Tech & Sourcing @ Morgan Lewis


The importance of cybersecurity in the autonomous vehicle setting is well known, but nuance and complexity will be on our LiDAR (a pulsed laser that measures ranges) where the rubber meets the road.

The Challenging, Shifting Landscape

Cybersecurity is one of the key issues of the digital age, typically in the context of security and privacy of confidential or personal data. Cybersecurity is particularly challenging and important for technologies such as self-driving cars, where the real world and the digital, connected world meet and where cyber breaches could result in danger to life and property.

Autonomous vehicles are still in their infancy. Significant uncertainty surrounds this rapidly evolving ecosystem. Standards and regulations are still in a state of flux, and the “rules of the game” are still unclear: how, and how long, will human drivers/operators continue to be involved (along with their proclivity for risky, unpredictable and gullible behavior)? At this relative stage of immaturity, market participants are developing their own divergent solutions that will eventually need to seamlessly integrate, increasing the potential for cyber vulnerabilities. However, the opportunity (for both innovators and society at large) is clear, as smart, interconnected vehicles and systems promise remarkable improvements in efficiency and safety. The race is on.

It would be easy to understate the great physical and economic risk associated with potential failures of autonomous technology. This risk, and every failure of the technology, brings with it widespread attention and careful public and legislative scrutiny (even if human drivers are responsible for many more collisions). Early missteps could lead to costly overreactions in the form of lawsuits, regulatory burdens, and psychological barriers. The development path could become muddied and incomplete.
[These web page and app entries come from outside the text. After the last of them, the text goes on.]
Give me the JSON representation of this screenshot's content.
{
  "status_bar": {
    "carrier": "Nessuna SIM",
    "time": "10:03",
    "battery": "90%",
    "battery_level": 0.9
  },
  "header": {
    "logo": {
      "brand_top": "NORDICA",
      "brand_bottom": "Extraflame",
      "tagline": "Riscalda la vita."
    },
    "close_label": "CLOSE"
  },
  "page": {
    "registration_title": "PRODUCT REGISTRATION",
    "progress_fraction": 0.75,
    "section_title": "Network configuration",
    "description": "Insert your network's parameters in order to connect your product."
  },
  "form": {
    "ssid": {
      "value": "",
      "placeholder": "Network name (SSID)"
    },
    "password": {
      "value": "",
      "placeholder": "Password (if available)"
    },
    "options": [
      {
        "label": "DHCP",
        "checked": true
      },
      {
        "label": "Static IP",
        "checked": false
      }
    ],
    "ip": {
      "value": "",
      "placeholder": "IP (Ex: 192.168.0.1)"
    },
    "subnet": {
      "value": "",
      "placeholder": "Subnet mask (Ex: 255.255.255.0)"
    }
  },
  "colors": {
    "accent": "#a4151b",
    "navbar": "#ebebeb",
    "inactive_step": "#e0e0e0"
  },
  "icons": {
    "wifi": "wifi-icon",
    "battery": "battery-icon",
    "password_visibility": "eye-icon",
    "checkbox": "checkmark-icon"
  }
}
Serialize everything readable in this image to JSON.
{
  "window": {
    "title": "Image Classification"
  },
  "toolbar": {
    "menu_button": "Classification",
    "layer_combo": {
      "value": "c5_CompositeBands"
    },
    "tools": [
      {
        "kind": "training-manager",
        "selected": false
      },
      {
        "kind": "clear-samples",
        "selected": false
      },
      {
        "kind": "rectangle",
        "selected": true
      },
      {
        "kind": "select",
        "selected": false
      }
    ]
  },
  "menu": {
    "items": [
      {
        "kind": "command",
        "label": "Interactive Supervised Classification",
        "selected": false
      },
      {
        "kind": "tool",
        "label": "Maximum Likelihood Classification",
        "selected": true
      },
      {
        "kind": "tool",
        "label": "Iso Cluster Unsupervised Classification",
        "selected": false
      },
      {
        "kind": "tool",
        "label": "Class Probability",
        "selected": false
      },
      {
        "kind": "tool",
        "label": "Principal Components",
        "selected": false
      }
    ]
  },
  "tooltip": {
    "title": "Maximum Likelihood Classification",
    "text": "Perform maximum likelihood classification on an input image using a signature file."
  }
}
Further, a more subtle complication is the industry’s heavy reliance on artificial intelligence. As recently noted, engineers need to “ensure that the algorithms on the back end are secure”. The deep learning that enables, and controls, the magic of these new technologies is susceptible to attacks. For example, perceived markings on roads (whether introduced physically or virtually) that alter lanes could send self-driving cars in a perilous direction. If vehicles are trained to follow the leader, these attacks on perception and segmentation could cause an alarming pileup.

Small security flaws and even minor hacks could cause disproportionate harm to life and property. This fundamental challenge of very high risks arising from low probability events, or seemingly less important layers of software and technology, is at the heart of the autonomous vehicle challenge.

The Measured, Evolving Course

Under the circumstances described above, traditional cybersecurity practices are only the beginning. Standard security measures (e.g., encryption), standards, diligence, and agreements are helpful, but they may be inadequate.

Cybersecurity considerations should not be an afterthought; security measures should be fundamentally integrated into the designs of the relevant systems and algorithms that are otherwise largely focused on efficiency, accuracy, and performance under nonmalevolent circumstances. Cybersecurity risks and protections should be understood and considered at the highest levels, not just by the coders focusing on a specific program.

Though algorithms can be tricked, they can also be trained to detect anomalies. Anomaly detection is employed in many commercial applications, like fraud detection. Note, though, that any such heuristic is inherently imperfect and is merely one tool for limiting or mitigating attacks. Another potentially valuable technology is blockchain, which could be used to verify data integrity.

In addition to making cybersecurity a core component of the design process, other considerations include the following:

  • Vertically integrating to foster comprehensive design and to minimize third party dependence. One important risk associated with smart devices is the need for continuous maintenance and updates. Vertical integration allows for more control over critical systems (including any exposed components).
  • Bolstering diligence and contractual requirements to vet and incentivize partners. This may include (a) obtaining rights to information and cooperation related to incidents or investigations, (b) imposing enhanced security standards that address any special concerns and corresponding measures (in addition to typical requirements), and (c) requiring that all security-related obligations (including relevant maintenance and updates) flow down through the integration chain.
  • Using private networks and otherwise minimizing external exposures. Note that a proprietary system can enhance the effectiveness of anomaly detection.
  • Vigilantly updating standards. This is particularly true during the early, dynamic stages of the industry.
  • Expansive, tailored reporting requirements. To the extent practical, developers will need to understand how third-party algorithms/systems could affect their own algorithms/systems. These enhanced reporting requirements should be coordinated with the enhanced security standards (as the process for establishing each will inform the other).

Over time, though, the appropriate balance will move toward more open, connected systems that can unlock the full potential of these technologies because (a) standards will emerge, (b) comfort levels will rise in line with increased predictability and control, and (c) perhaps most persuasively, competition won’t stop and wait.

Industry participants should anticipate and design for shifting lanes before the entire landscape shifts beneath their wheels.